▶ _Records provided_
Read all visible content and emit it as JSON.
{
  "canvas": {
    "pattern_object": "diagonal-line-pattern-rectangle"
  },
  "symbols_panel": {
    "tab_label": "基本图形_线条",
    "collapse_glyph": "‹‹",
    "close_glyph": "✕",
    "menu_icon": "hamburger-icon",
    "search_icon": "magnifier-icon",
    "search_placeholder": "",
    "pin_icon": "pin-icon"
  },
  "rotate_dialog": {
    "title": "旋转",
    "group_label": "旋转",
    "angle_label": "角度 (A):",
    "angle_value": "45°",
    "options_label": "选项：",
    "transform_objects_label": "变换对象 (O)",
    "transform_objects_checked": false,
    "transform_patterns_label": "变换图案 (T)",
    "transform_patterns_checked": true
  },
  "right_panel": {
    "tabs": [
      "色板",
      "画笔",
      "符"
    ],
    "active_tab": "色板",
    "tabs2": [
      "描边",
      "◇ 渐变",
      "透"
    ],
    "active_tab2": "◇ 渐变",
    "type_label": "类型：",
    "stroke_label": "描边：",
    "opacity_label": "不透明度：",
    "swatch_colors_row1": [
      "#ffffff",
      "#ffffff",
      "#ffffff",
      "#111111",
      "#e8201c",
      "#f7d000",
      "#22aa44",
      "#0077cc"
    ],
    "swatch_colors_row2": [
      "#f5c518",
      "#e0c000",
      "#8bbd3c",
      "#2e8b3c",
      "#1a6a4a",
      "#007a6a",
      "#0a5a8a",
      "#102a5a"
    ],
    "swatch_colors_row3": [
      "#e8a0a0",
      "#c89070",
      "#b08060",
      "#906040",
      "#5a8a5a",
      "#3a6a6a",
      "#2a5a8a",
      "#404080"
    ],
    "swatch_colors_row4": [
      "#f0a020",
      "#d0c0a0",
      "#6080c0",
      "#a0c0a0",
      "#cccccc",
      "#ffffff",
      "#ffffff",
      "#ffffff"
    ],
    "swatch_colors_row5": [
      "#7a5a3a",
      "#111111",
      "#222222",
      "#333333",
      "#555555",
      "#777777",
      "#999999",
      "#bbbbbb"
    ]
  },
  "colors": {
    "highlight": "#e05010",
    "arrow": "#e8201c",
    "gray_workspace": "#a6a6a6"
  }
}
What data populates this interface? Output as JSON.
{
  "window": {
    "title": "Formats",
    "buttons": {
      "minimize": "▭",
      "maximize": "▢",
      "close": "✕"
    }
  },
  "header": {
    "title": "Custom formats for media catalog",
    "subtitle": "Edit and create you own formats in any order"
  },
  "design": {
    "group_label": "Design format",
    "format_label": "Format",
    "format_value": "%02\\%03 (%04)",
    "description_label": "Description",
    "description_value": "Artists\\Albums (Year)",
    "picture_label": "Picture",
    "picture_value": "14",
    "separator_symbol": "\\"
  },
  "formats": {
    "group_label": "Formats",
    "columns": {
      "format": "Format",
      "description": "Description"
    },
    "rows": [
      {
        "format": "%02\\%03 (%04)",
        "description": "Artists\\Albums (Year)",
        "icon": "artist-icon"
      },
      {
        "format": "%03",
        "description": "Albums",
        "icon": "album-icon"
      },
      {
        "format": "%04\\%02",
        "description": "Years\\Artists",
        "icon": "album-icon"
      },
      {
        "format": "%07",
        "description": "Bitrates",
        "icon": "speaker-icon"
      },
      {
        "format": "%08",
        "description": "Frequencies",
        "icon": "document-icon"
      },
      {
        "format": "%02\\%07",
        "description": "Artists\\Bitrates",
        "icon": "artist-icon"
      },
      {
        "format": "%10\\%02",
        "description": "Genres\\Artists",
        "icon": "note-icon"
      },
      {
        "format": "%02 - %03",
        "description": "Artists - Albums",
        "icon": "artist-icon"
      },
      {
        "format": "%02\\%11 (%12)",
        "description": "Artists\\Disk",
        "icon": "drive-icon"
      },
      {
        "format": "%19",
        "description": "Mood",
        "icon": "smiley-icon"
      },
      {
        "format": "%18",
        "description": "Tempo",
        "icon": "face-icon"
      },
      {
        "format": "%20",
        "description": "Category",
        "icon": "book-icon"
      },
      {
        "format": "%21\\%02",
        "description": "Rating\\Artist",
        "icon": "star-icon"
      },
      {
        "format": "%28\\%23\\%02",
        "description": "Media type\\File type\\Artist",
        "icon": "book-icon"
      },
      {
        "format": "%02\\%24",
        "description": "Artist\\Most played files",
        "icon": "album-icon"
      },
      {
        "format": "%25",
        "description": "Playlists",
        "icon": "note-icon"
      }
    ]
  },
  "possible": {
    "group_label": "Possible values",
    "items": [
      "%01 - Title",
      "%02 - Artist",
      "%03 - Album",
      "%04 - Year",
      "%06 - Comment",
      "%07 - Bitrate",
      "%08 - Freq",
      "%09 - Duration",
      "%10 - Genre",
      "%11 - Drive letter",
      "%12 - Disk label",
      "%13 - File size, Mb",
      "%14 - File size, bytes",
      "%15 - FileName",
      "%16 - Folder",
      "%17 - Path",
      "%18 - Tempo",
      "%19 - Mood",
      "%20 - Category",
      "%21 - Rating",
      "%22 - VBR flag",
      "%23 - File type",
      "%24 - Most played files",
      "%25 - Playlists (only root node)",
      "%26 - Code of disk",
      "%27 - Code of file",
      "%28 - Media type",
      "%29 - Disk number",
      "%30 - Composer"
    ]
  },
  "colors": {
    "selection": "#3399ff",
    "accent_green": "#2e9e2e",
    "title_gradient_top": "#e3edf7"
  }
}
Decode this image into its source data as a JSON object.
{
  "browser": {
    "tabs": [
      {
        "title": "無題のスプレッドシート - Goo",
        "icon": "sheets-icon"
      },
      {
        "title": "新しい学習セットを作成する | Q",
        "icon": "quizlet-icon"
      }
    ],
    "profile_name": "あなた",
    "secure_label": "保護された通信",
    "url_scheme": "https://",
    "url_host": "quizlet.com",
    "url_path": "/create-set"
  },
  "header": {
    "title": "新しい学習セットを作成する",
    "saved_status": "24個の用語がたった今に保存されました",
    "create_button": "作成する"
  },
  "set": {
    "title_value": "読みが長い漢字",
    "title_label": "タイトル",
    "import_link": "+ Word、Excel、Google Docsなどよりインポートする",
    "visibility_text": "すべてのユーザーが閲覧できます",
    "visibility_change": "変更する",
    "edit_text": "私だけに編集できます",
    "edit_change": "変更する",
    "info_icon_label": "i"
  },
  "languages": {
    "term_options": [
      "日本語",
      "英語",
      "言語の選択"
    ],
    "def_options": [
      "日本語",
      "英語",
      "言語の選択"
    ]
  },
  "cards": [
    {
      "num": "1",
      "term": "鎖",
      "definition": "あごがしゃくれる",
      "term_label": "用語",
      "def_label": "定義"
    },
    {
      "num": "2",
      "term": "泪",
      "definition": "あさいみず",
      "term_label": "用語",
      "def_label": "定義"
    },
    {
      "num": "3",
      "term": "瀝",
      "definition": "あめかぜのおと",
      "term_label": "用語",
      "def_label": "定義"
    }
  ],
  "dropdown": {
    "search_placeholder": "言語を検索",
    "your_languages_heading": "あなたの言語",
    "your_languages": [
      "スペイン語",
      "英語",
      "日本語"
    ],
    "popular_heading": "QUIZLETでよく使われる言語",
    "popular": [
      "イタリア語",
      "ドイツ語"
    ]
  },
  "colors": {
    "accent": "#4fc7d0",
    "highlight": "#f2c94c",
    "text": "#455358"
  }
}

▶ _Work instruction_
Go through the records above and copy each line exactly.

▶ _Response to this exercise_
Read all visible content and emit it as JSON.
{
  "canvas": {
    "pattern_object": "diagonal-line-pattern-rectangle"
  },
  "symbols_panel": {
    "tab_label": "基本图形_线条",
    "collapse_glyph": "‹‹",
    "close_glyph": "✕",
    "menu_icon": "hamburger-icon",
    "search_icon": "magnifier-icon",
    "search_placeholder": "",
    "pin_icon": "pin-icon"
  },
  "rotate_dialog": {
    "title": "旋转",
    "group_label": "旋转",
    "angle_label": "角度 (A):",
    "angle_value": "45°",
    "options_label": "选项：",
    "transform_objects_label": "变换对象 (O)",
    "transform_objects_checked": false,
    "transform_patterns_label": "变换图案 (T)",
    "transform_patterns_checked": true
  },
  "right_panel": {
    "tabs": [
      "色板",
      "画笔",
      "符"
    ],
    "active_tab": "色板",
    "tabs2": [
      "描边",
      "◇ 渐变",
      "透"
    ],
    "active_tab2": "◇ 渐变",
    "type_label": "类型：",
    "stroke_label": "描边：",
    "opacity_label": "不透明度：",
    "swatch_colors_row1": [
      "#ffffff",
      "#ffffff",
      "#ffffff",
      "#111111",
      "#e8201c",
      "#f7d000",
      "#22aa44",
      "#0077cc"
    ],
    "swatch_colors_row2": [
      "#f5c518",
      "#e0c000",
      "#8bbd3c",
      "#2e8b3c",
      "#1a6a4a",
      "#007a6a",
      "#0a5a8a",
      "#102a5a"
    ],
    "swatch_colors_row3": [
      "#e8a0a0",
      "#c89070",
      "#b08060",
      "#906040",
      "#5a8a5a",
      "#3a6a6a",
      "#2a5a8a",
      "#404080"
    ],
    "swatch_colors_row4": [
      "#f0a020",
      "#d0c0a0",
      "#6080c0",
      "#a0c0a0",
      "#cccccc",
      "#ffffff",
      "#ffffff",
      "#ffffff"
    ],
    "swatch_colors_row5": [
      "#7a5a3a",
      "#111111",
      "#222222",
      "#333333",
      "#555555",
      "#777777",
      "#999999",
      "#bbbbbb"
    ]
  },
  "colors": {
    "highlight": "#e05010",
    "arrow": "#e8201c",
    "gray_workspace": "#a6a6a6"
  }
}
What data populates this interface? Output as JSON.
{
  "window": {
    "title": "Formats",
    "buttons": {
      "minimize": "▭",
      "maximize": "▢",
      "close": "✕"
    }
  },
  "header": {
    "title": "Custom formats for media catalog",
    "subtitle": "Edit and create you own formats in any order"
  },
  "design": {
    "group_label": "Design format",
    "format_label": "Format",
    "format_value": "%02\\%03 (%04)",
    "description_label": "Description",
    "description_value": "Artists\\Albums (Year)",
    "picture_label": "Picture",
    "picture_value": "14",
    "separator_symbol": "\\"
  },
  "formats": {
    "group_label": "Formats",
    "columns": {
      "format": "Format",
      "description": "Description"
    },
    "rows": [
      {
        "format": "%02\\%03 (%04)",
        "description": "Artists\\Albums (Year)",
        "icon": "artist-icon"
      },
      {
        "format": "%03",
        "description": "Albums",
        "icon": "album-icon"
      },
      {
        "format": "%04\\%02",
        "description": "Years\\Artists",
        "icon": "album-icon"
      },
      {
        "format": "%07",
        "description": "Bitrates",
        "icon": "speaker-icon"
      },
      {
        "format": "%08",
        "description": "Frequencies",
        "icon": "document-icon"
      },
      {
        "format": "%02\\%07",
        "description": "Artists\\Bitrates",
        "icon": "artist-icon"
      },
      {
        "format": "%10\\%02",
        "description": "Genres\\Artists",
        "icon": "note-icon"
      },
      {
        "format": "%02 - %03",
        "description": "Artists - Albums",
        "icon": "artist-icon"
      },
      {
        "format": "%02\\%11 (%12)",
        "description": "Artists\\Disk",
        "icon": "drive-icon"
      },
      {
        "format": "%19",
        "description": "Mood",
        "icon": "smiley-icon"
      },
      {
        "format": "%18",
        "description": "Tempo",
        "icon": "face-icon"
      },
      {
        "format": "%20",
        "description": "Category",
        "icon": "book-icon"
      },
      {
        "format": "%21\\%02",
        "description": "Rating\\Artist",
        "icon": "star-icon"
      },
      {
        "format": "%28\\%23\\%02",
        "description": "Media type\\File type\\Artist",
        "icon": "book-icon"
      },
      {
        "format": "%02\\%24",
        "description": "Artist\\Most played files",
        "icon": "album-icon"
      },
      {
        "format": "%25",
        "description": "Playlists",
        "icon": "note-icon"
      }
    ]
  },
  "possible": {
    "group_label": "Possible values",
    "items": [
      "%01 - Title",
      "%02 - Artist",
      "%03 - Album",
      "%04 - Year",
      "%06 - Comment",
      "%07 - Bitrate",
      "%08 - Freq",
      "%09 - Duration",
      "%10 - Genre",
      "%11 - Drive letter",
      "%12 - Disk label",
      "%13 - File size, Mb",
      "%14 - File size, bytes",
      "%15 - FileName",
      "%16 - Folder",
      "%17 - Path",
      "%18 - Tempo",
      "%19 - Mood",
      "%20 - Category",
      "%21 - Rating",
      "%22 - VBR flag",
      "%23 - File type",
      "%24 - Most played files",
      "%25 - Playlists (only root node)",
      "%26 - Code of disk",
      "%27 - Code of file",
      "%28 - Media type",
      "%29 - Disk number",
      "%30 - Composer"
    ]
  },
  "colors": {
    "selection": "#3399ff",
    "accent_green": "#2e9e2e",
    "title_gradient_top": "#e3edf7"
  }
}
Decode this image into its source data as a JSON object.
{
  "browser": {
    "tabs": [
      {
        "title": "無題のスプレッドシート - Goo",
        "icon": "sheets-icon"
      },
      {
        "title": "新しい学習セットを作成する | Q",
        "icon": "quizlet-icon"
      }
    ],
    "profile_name": "あなた",
    "secure_label": "保護された通信",
    "url_scheme": "https://",
    "url_host": "quizlet.com",
    "url_path": "/create-set"
  },
  "header": {
    "title": "新しい学習セットを作成する",
    "saved_status": "24個の用語がたった今に保存されました",
    "create_button": "作成する"
  },
  "set": {
    "title_value": "読みが長い漢字",
    "title_label": "タイトル",
    "import_link": "+ Word、Excel、Google Docsなどよりインポートする",
    "visibility_text": "すべてのユーザーが閲覧できます",
    "visibility_change": "変更する",
    "edit_text": "私だけに編集できます",
    "edit_change": "変更する",
    "info_icon_label": "i"
  },
  "languages": {
    "term_options": [
      "日本語",
      "英語",
      "言語の選択"
    ],
    "def_options": [
      "日本語",
      "英語",
      "言語の選択"
    ]
  },
  "cards": [
    {
      "num": "1",
      "term": "鎖",
      "definition": "あごがしゃくれる",
      "term_label": "用語",
      "def_label": "定義"
    },
    {
      "num": "2",
      "term": "泪",
      "definition": "あさいみず",
      "term_label": "用語",
      "def_label": "定義"
    },
    {
      "num": "3",
      "term": "瀝",
      "definition": "あめかぜのおと",
      "term_label": "用語",
      "def_label": "定義"
    }
  ],
  "dropdown": {
    "search_placeholder": "言語を検索",
    "your_languages_heading": "あなたの言語",
    "your_languages": [
      "スペイン語",
      "英語",
      "日本語"
    ],
    "popular_heading": "QUIZLETでよく使われる言語",
    "popular": [
      "イタリア語",
      "ドイツ語"
    ]
  },
  "colors": {
    "accent": "#4fc7d0",
    "highlight": "#f2c94c",
    "text": "#455358"
  }
}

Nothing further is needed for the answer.